Iceland is a small Nordic country, an island republic in the North Atlantic, between the U.S. and the European mainland. Iceland is technologically advanced, English is widely spoken and Americans find Icelandic society and culture relatively easy to navigate. Iceland provides very interesting research opportunities in many fields and as a small, highly technologically advanced country, Iceland is ideal for many types of research. English is widely spoken and much used in academia. Scholars can generally expect good access to people, institutions and information for research purposes. Usually, U.S. Scholars so inclined can easily find Icelandic colleagues eager to collaborate on research.
Iceland has spectacular nature and offers scholars an opportunity for unique outdoor experiences, in addition to a vibrant cultural scene and a cuisine that has been gaining international recognition. There is a good public school system, and scholars with children have generally had positive experiences.Since the Fulbright Program in Iceland is relatively small, the Commission is able to maintain close ties with Scholars during their stay and provide a sense of community among Fulbright Scholars. There are monthly grantee activities sponsored by the Commission, in addition to access to Fulbright alumni events and other social activities.
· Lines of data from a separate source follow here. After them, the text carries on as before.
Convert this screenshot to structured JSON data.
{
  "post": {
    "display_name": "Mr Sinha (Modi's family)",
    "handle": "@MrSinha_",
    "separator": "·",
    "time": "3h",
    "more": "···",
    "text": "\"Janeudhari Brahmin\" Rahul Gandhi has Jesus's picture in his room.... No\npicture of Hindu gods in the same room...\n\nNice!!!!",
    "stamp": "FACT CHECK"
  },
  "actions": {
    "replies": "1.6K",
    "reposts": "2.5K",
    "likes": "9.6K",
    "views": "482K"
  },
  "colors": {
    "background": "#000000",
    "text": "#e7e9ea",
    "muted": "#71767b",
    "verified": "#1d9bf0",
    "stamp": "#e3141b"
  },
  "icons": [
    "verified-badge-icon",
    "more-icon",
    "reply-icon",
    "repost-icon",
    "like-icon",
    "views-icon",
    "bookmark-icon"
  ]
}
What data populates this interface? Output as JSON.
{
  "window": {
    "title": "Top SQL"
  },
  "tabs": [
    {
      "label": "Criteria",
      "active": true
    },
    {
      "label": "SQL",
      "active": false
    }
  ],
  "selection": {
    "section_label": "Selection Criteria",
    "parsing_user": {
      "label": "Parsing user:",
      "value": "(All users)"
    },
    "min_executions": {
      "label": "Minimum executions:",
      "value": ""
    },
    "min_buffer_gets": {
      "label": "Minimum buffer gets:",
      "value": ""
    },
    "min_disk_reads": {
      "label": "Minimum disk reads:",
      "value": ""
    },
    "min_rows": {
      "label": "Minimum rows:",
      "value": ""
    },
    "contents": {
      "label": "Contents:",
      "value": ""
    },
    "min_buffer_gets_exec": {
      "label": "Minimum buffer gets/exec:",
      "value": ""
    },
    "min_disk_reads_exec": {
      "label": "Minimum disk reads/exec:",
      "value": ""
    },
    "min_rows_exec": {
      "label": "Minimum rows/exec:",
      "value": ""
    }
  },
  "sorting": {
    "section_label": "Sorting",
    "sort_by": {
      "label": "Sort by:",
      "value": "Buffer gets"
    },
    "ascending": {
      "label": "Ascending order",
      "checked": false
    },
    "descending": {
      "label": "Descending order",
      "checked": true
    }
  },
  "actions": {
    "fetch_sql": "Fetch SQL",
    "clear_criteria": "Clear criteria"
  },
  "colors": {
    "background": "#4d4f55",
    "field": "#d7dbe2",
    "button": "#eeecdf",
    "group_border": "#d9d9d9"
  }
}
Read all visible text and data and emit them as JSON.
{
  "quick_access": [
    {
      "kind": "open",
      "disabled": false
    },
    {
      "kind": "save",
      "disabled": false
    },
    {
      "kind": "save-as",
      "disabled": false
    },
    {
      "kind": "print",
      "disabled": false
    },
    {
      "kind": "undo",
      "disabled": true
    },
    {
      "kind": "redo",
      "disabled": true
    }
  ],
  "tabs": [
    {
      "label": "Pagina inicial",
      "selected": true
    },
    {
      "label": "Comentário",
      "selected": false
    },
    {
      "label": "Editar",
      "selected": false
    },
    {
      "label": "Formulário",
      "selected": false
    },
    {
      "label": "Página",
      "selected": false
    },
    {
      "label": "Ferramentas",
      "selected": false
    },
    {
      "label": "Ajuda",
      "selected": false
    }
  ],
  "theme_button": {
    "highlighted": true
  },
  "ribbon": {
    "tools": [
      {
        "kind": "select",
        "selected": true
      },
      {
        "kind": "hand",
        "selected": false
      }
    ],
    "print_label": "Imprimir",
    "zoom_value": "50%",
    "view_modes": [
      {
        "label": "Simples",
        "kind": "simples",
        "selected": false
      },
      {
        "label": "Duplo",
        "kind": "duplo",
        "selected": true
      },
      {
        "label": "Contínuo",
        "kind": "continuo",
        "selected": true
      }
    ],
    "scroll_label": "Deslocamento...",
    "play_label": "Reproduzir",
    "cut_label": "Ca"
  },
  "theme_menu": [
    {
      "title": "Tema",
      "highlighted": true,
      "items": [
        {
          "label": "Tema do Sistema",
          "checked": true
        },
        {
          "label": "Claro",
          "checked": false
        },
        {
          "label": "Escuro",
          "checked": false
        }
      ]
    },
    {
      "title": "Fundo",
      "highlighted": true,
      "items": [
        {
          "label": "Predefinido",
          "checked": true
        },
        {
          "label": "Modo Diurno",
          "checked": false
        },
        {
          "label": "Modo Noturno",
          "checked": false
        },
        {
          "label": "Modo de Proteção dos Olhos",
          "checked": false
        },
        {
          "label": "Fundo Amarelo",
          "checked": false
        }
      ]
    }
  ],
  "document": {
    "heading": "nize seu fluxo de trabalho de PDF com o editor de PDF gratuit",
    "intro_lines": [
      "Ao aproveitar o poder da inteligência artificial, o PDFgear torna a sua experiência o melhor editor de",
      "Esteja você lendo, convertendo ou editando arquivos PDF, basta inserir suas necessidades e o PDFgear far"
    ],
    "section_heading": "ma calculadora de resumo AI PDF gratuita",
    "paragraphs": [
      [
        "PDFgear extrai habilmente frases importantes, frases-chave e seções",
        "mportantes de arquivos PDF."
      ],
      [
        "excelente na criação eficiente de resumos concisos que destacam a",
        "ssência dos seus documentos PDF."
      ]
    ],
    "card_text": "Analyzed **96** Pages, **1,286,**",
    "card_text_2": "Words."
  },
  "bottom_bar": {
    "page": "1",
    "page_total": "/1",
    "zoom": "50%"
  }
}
In Greece the U.S. Fulbright Scholar Program is an important component of the Fulbright Foundation's mission to bring outstanding scholars from a wide variety of disciplines to Greek institutions of higher learning and state or private organizations in order to promote cultural and educational ties between the two countries through scholarly interaction and collaboration. Applicants are encouraged to arrange affiliation(s) in Greece and submit letters of invitation indicating name/position of host and details on collaborating organization/institution. Facts about Greece, the Greek educational system and information on Greek universities can be found at the Fulbright Foundation in Greece website. English is sufficient for teaching/lecturing; however, knowledge of Greek is useful.
Iceland and Greece are ideal for those interested in comparative academic research on dealing with financial upheaval as it relates to a wide variety of fields. Both countries were heavily hit by the economic crash of 2008, but have had quite different responses and developments since then. Greece is an EU member, while Iceland is part of the European Economic Area. Iceland has a small local currency, while Greece is part of the Euro zone. There are political, cultural and societal differences, but also some similarities between the two countries. Both have strong economic and political ties with the U.S.